Betty Daw's Wood is part of Dymock Woods, a large ancient woodland best known for its spectacular show of wild daffodils which occurs from early March to early April but it contains a wealth of other plants and animals such as the wild service tree, small-leaved lime and rare wood white butterfly.
An excellent example of ancient semi-natural woodland that is part of the Forestry Commission owned Dymock Woods. Betty Daw's Wood was originally managed as a coppice for charcoal and onverted to a high forest with sessile oak in the 1850s. The reserve boats a wealth of other wildlife such as wild service tree, small-leaved lime and bitter vetch, which is the food plant for the rare wood white butterfly. A nest box survey started in 1964 by the Gloucestershire Naturalists' Society is the second longest running scheme in Gloucestershire. The next boxes encourage almost 300 blue tit, grea tit and nuthatch to fledge each year.
Betty Daw's Wood forms part of the Wild Daffodil Trail, a walk which takes in a number of wild daffodil sites in this 'Golden Triangle' of Gloucestershire!

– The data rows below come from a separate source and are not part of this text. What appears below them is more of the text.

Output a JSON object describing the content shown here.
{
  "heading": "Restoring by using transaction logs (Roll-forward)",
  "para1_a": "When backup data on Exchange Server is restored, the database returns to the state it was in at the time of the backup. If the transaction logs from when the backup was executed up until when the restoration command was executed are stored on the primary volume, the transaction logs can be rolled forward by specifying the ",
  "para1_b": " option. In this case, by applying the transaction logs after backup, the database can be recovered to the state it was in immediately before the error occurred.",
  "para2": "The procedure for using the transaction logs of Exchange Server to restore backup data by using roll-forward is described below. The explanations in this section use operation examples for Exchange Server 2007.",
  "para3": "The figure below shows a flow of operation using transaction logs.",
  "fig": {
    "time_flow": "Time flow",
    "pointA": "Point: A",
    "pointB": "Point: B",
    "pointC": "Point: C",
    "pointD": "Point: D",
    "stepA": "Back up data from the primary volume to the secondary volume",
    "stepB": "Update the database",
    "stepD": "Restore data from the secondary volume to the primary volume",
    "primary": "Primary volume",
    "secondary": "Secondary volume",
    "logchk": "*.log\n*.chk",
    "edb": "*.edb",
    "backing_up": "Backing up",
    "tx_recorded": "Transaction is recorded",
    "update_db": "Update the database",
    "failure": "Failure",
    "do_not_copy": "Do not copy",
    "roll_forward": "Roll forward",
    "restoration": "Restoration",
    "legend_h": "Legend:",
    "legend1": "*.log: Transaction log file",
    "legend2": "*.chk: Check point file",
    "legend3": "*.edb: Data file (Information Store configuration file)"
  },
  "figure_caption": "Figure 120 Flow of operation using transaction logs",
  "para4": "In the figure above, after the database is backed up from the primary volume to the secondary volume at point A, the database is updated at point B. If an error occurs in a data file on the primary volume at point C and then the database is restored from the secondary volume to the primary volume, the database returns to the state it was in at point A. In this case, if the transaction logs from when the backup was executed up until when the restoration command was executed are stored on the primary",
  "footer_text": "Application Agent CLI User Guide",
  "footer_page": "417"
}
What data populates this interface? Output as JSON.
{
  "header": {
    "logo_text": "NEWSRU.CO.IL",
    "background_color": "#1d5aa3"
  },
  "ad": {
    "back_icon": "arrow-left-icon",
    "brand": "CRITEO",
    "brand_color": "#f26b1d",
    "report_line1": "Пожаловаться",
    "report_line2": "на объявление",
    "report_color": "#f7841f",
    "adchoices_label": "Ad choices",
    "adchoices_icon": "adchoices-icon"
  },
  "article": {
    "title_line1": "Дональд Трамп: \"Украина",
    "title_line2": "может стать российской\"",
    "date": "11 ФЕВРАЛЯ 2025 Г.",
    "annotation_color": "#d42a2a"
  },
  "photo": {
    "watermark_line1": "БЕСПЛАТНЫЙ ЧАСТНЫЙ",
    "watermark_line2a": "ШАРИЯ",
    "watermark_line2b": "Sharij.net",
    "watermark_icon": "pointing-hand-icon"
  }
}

A free walk leaflet is available in this area on request from Gloucestershire Wildlife Trust.